signifies generally the taking of legal
proceedings, criminal or civil, against another person, when one has good
reason for believing that the criminal charge or the civil action has no
substantial foundation: “calumniosus est qui sciens prudensque per
fraudem negotium alicui comparat” (Paulus, Sent.
1.5); and on the part of the defendant in a civil action it
also means defending the suit without believing himself to be in the right.
In all cases the intention to annoy the other party seems essential to the
offence, for “calumnia in adfectu est, furti crimen” (Gaius,

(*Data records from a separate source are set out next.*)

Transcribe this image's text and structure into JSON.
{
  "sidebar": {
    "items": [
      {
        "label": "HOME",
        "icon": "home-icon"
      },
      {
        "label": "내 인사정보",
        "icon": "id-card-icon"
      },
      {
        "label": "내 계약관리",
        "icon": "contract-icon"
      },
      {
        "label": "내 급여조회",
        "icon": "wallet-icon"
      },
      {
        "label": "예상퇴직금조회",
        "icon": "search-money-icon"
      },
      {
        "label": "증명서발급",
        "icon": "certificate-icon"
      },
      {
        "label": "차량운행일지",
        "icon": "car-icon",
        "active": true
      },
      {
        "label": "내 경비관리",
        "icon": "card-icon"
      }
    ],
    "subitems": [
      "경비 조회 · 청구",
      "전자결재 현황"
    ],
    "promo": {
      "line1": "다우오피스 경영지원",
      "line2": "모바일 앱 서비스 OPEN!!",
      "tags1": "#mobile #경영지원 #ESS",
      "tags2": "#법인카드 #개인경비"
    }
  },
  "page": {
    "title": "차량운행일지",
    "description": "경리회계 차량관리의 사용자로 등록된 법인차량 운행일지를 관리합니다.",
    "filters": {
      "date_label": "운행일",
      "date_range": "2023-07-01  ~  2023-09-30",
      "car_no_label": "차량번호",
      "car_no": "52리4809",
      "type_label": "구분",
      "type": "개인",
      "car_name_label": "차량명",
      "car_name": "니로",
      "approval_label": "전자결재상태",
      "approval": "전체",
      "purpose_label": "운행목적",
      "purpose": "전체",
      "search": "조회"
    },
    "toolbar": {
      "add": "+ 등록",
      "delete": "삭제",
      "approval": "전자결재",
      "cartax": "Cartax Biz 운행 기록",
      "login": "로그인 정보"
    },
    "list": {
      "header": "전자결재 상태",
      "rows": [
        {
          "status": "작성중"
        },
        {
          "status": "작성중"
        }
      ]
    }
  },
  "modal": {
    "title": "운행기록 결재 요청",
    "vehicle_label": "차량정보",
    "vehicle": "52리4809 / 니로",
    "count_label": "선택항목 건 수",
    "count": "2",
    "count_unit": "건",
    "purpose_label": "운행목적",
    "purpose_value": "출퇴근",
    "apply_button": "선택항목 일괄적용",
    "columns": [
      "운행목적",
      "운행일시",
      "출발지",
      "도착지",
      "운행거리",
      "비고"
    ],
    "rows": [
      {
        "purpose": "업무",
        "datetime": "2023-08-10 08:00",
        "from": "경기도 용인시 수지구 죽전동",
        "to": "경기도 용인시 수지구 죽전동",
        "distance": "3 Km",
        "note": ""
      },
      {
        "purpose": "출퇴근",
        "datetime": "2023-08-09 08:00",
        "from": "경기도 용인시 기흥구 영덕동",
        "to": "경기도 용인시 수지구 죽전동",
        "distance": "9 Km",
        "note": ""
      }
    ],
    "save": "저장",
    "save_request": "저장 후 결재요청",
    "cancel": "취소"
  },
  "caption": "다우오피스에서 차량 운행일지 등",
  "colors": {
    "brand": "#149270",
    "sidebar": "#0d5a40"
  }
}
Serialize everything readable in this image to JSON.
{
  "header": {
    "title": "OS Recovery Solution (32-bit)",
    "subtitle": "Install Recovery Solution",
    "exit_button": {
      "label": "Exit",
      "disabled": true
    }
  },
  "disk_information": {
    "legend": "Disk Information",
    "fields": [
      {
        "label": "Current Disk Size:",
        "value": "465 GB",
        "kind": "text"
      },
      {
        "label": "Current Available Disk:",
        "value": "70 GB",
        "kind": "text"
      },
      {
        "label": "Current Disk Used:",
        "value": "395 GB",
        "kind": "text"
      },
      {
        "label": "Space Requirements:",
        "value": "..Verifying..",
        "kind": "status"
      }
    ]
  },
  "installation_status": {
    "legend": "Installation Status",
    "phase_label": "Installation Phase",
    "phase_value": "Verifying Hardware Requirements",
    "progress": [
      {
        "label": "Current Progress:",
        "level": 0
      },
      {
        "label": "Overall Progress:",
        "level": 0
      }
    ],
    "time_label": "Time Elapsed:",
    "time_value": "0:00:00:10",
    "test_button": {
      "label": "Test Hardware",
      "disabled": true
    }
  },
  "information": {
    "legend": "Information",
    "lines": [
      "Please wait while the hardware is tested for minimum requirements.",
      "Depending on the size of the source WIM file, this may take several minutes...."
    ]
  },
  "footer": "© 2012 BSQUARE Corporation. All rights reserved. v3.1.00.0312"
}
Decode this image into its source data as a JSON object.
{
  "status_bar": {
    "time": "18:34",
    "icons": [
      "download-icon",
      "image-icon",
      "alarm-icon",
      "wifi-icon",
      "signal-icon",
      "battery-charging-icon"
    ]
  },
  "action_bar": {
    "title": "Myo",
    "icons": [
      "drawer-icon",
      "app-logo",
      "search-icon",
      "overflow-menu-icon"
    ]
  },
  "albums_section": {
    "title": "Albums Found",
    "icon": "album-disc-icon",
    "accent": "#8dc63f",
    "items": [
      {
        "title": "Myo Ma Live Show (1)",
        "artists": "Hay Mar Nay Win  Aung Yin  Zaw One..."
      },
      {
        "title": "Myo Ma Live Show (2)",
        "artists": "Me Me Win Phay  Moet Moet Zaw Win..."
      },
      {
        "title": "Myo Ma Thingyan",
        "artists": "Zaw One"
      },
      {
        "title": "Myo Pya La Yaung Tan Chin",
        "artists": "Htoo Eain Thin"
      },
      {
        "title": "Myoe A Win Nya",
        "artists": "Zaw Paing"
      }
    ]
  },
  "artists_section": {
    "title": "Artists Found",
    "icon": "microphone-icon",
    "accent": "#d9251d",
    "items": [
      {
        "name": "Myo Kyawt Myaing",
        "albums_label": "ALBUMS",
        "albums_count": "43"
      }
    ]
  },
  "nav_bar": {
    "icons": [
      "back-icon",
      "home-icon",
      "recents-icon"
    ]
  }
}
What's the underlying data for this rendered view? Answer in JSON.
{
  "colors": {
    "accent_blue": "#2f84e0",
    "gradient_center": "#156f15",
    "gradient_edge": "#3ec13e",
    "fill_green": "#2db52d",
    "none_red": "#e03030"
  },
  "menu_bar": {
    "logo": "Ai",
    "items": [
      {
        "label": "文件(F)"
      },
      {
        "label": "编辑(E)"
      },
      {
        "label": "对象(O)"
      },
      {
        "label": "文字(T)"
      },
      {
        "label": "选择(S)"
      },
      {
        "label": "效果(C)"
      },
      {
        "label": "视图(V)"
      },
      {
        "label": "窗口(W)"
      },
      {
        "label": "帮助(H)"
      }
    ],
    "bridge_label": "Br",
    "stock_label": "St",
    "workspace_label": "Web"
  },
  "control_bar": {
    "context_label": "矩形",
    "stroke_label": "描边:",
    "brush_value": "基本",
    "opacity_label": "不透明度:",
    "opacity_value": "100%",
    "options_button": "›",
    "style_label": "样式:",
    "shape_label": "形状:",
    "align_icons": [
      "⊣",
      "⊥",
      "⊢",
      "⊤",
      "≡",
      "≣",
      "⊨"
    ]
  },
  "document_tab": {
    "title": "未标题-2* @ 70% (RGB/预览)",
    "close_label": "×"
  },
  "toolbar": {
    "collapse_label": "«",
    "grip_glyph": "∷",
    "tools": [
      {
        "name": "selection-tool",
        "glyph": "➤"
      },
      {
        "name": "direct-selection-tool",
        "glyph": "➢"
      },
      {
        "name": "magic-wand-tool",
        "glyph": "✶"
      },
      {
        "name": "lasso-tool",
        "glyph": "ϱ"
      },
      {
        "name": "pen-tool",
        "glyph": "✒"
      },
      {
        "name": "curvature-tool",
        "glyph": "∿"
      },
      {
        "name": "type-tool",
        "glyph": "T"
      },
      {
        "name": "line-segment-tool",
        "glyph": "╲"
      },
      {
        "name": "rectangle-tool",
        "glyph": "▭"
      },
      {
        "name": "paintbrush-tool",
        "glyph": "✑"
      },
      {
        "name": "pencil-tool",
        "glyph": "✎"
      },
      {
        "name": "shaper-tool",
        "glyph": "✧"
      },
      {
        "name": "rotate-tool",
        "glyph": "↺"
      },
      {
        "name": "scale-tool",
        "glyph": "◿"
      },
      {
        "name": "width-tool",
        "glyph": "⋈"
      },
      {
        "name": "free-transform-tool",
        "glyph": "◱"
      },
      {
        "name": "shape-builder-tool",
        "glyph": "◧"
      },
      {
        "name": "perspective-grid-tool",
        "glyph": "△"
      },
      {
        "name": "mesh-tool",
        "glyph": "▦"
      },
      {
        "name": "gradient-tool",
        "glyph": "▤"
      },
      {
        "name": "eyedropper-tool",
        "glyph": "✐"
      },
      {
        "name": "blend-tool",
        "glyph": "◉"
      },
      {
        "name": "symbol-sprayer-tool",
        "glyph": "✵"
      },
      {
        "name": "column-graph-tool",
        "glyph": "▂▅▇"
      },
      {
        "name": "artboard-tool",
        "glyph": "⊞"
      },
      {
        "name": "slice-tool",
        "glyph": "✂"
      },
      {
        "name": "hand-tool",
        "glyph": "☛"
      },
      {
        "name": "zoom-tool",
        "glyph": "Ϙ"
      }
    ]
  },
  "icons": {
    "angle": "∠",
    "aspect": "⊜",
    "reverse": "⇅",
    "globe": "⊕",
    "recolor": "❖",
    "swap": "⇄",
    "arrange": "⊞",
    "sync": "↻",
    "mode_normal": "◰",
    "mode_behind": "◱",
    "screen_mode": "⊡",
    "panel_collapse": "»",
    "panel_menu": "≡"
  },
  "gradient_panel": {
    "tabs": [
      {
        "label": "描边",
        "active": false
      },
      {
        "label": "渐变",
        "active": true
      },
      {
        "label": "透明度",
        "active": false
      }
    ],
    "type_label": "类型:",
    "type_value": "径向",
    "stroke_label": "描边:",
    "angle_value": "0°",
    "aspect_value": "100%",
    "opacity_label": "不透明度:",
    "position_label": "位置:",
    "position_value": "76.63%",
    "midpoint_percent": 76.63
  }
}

in criminal charges persons were
deterred by the following provisions:--(1) The accuser had always to take
the oath of calumnia,
i.e. swear that he
believed the charge to be well founded (Fragm. Leg. Servil.
100.8; Cic. Fam. 8.8
). (2) A lex Remmia of unknown date established certain
penalties for calumniatores
(Cic. pro Rosc. Am. 19
among them probably being that of having the letter K, the initial of
branded on the forehead (Cic. ib.
20, 57). The provisions of this statute seem to have been superseded by
Trajan's enactment that a false accuser should be liable to the punishment
which the accused would have suffered if condemned (Plin.
35), and he was taken in law to have voluntarily
subjected himself to this liability by signing the indictment (Dig. 48
, pr.). If the charge had been one of treason, he could be
tortured in order to discover the names of his instigators. (3) An accuser
might not, as a rule, drop criminal proceedings after their commencement, so
as to leave a charge hanging over the head of the accused without the
consent of the latter (Dig. 48
) and of the court (Paul. Sent.
5, 17, 1): he had to bind himself with sureties to push the
charge to a verdict (Dig. 48
); and if he
failed to do so, he not only forfeited the sum in which he had bound
himself, but was also liable to punishment under the Senatusconsultum
Turpillianum, passed in the time of Nero (Tac.
; Dig. 48
; Cod. 9, 45).
There were some few crimes the accusation of which, even without ground, did
not expose the accuser to be proceeded against as calumniator;
but as a general rule, if he failed in his
proof, the injured person might have an inquiry into his conduct and
motives. If the person by whom this was conducted found that he had acted
merely from error of judgment, he acquitted him in the form non probasti;
if he convicted him of evil intention,
he declared his sentence in the words calumniatus
which sentence was followed by the legal punishment described
In the time of Gaius (and perhaps throughout the formulary procedure, B.C.
170 to A.D. 294, which he describes) a defendant in a civil action (1) could
call on the plaintiff to take the jusjurandum
i.e. swear that he honestly believed his cause to be a good
one (Gaius, 4.176). (2) In default of this he might, if acquitted, bring the
(Cic. Clu. 59
), by which he
could recover a tenth of the value in dispute in the previous action, and
one-fourth if the latter had been an interdict; but this remedy was
unavailable unless it could be proved that the original plaintiff's motive
had been merely to annoy the other party (Gaius, 4.175). (3) After acquittal
in some actions (e. g. the actio injuriarum,
Gaius, 4.177), the defendant could sue the plaintiff by judicium contrarium
(the latter's bona
in the earlier action here being immaterial: Gaius,
4.178), and thereby recover sometimes a tenth, sometimes a fifth, of the sum
at issue in the previous proceedings. (4) In all actions in which there was
a sponsio poenalis
(for which see below) in
favour of the plaintiff, the defendant was entitled to a promise by restipulatio
of an equivalent sum in case the action
went in his favour.
If the restipulationis
was required from the plaintiff, the
defendant could not have the benefit of the calumniae
or of the jusjurandum
and the judicium contrarium
not applicable to such cases.
Similarly, in the formulary period, if the plaintiff was not sufficiently
secured against unwarranted defence of the action by other provisions,--e.g.
duplication of damages (lis crescens
) in case of
defeat (Gaius, 4.171; Cic. pro Flacco,
the sponsio poenalis
in condictio certi,
in the actio de
and in interdicts tried per sponsionem;
and the infliction of infamia
on a defendant who was condemned (Gaius, 4.182),--he
could require the defendant to take the jusjurandum
“non calumniae causa ad inficias ire” (Gaius, 4.172).
Under Justinian the judicia calumniae
and the penal sponsio
become obsolete. lnfamia
and duplication of damages
were still incidental to some actions ; the oath of calumnia
was administered to both parties to an action and
their advocates, and the losing side had to pay the other's costs